GoDaddy bans website that allowed people to report Texans for having an abortion after state’s new law against terminations went into effect
- GoDaddy removed a website set up to allow users to send anonymous tips about Texans getting abortions
- The site, which was hosted on GoDaddy’s servers, was removed for ‘violating terms of service’
- The removal comes after Texas’s new anti-abortion law went into effect on Wednesday, that prohibits abortions after six weeks
- Planned Parenthood said most women don’t even know they’re pregnant within six weeks
- Pro-life campaigners insist the measure is fair, and popular among Texans
- The group who set up the website plans on getting the site back up

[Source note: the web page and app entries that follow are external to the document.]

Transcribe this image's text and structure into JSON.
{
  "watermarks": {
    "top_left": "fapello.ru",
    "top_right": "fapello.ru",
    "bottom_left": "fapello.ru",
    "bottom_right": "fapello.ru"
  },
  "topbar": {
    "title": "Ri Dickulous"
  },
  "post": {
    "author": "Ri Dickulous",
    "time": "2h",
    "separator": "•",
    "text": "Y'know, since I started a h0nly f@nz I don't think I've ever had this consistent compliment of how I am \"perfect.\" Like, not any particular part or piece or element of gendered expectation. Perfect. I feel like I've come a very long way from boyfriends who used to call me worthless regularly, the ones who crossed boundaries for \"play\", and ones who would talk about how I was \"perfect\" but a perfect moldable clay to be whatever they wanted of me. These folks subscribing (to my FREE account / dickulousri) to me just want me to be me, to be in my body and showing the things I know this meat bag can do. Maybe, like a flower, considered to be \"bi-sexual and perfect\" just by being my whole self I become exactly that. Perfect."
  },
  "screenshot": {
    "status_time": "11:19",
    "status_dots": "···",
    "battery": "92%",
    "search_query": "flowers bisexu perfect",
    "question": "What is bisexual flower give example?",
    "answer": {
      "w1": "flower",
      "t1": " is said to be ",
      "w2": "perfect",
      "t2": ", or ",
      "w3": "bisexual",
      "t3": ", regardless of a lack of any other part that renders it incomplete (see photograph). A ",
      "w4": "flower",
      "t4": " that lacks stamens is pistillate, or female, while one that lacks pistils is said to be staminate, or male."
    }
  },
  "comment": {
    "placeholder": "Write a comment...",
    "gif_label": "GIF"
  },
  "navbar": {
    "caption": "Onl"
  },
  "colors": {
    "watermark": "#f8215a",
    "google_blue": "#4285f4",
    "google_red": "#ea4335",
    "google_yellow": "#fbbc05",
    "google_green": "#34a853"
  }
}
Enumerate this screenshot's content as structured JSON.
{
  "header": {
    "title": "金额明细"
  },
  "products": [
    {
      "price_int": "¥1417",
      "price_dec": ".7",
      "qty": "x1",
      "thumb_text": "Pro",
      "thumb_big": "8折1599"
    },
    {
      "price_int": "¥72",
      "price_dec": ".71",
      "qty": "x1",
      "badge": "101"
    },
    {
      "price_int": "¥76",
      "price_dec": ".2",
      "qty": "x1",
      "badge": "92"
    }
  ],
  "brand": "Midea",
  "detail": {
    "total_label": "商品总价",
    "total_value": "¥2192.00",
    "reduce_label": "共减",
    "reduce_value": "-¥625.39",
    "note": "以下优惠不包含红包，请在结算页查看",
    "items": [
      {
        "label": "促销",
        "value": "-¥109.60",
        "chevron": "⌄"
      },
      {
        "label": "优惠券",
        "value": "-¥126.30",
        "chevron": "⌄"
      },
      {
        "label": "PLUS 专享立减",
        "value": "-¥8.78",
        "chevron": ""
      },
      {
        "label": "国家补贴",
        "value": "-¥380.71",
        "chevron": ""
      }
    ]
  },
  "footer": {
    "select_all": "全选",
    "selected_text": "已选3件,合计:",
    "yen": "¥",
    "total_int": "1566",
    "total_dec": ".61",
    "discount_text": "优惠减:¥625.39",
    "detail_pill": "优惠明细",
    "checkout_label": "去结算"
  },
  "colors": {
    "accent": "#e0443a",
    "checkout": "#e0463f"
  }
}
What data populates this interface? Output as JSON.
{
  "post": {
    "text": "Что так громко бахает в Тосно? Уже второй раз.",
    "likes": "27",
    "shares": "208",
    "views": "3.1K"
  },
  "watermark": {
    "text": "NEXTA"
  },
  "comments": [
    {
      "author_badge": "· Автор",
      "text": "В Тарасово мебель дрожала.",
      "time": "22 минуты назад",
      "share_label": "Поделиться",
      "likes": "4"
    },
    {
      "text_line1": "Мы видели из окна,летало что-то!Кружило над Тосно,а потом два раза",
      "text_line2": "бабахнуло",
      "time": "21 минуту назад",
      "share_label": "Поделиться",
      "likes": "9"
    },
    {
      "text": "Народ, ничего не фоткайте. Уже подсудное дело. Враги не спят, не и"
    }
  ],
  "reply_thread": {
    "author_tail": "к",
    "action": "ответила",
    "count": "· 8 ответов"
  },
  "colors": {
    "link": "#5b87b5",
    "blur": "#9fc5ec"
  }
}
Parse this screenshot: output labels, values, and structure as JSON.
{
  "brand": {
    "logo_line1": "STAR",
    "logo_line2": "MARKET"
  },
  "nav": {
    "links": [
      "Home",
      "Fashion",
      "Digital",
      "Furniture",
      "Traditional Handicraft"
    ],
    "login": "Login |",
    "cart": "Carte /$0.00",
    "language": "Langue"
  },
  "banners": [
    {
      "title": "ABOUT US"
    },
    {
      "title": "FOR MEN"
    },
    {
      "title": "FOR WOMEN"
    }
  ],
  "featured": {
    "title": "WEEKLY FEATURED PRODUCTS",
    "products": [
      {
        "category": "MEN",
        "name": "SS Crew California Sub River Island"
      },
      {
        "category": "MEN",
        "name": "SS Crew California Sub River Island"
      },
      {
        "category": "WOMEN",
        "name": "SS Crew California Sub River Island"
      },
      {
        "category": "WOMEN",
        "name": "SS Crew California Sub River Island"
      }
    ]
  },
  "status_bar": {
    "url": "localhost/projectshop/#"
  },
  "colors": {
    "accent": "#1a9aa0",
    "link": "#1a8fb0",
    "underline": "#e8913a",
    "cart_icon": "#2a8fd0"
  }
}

- As of Saturday afternoon, it was gone and the words, ‘Your access to this site has been limited by the site owner,’ was across the top of the page
GoDaddy removed a website that was set up to people to send anonymous tips about Texans getting abortions.
‘We informed the website owner yesterday that they have violated GoDaddy’s terms of service and have 24 hours to move to a different provider,’ GoDaddy said in a September 3 tweets.
The website – prolifewhistleblower.com – would’ve allowed people to send anonymous tips about women getting abortions in Texas in light of the state’s new law, which effectively bans terminations after six weeks.
As of Saturday, the website is gone, and the top of the page reads, ‘Your access to this site has been limited by the site owner.’
GoDaddy shut down a website that allows people to send anonymous tips about abortions in Texas
GoDaddy removed the site after Texas’s ‘Heartbeat Act’ went into effect on Wednesday after it was upheld by the conservative-majority Supreme Court.
The new law bans abortions after six weeks in the state and is was a major body shot to the landmark case Roe v. Wade, which legalized abortion across the United States.
Pro-choice group Planned Parenthood issued a statement earlier this week that said most women don’t even know they’re pregnant at six weeks, and about 85 to 90 percent of Texans who get abortions are at least six weeks into pregnancy.
The law allows any private citizen to sue women who get abortions for $10,000 as well as anyone who helps a woman get a procedure, such as abortion providers, health care workers at clinics and ride-share drivers who drive them.
The ban also does not make exceptions for women who are victims of rape or incest, with the only exception being to save the life of the mother.
Leen Garza participates in a protest against the six-week abortion ban at the Capitol in Austin, Texas, on Wednesday
Texas’s ‘Heartbeat’ law that bans abortions in the state after six weeks
President Joe Biden called the Texas law and its restrictions ‘un-American’ and said the Justice Department will explore options to undermine it.
Biden spoke at the White House, taking a single question on the hot button abortion topic as he prepared to head to Louisiana to view hurricane damage.
‘The most pernicious thing about the Texas law, it sort of creates a vigilante system where people get rewards to go out and – anyway. And it just seems – I know this sounds ridiculous – almost unamerican what we’re talking about,’ the president said.
The group ‘Texas Right to Life’ is a major player behind the new law and set up the site.
Its spokesperson, Kimberlyn Schwartz, told Insider that the group ‘will not be silenced’ and that they plan to get the site back up.
‘No one can keep us from telling the truth. No one can stop us from saving lives. We are not afraid of the mob,’ Schwartz told Insider.
‘Anti-Life activists hate us because we’re winning. Hundreds of babies are being saved from abortion right now because of Texas Right to Life, and these attacks don’t change that.’
Abortion providers and pro-choice supporters secured a minor victory in Texas Friday night, when a state judge banned an anti-abortion group from suing Planned Parenthood under the new Texas law.
State District Judge Maya Guerra Gamble in Austin granted Planned Parenthood a temporary restraining order against Texas Right to Life, its legislative director and 100 unidentified associates.
The order blocks the anti-abortion group from bringing lawsuits against providers and staff at Planned Parenthood centers across the state under the ‘Texas Heartbeat Act.’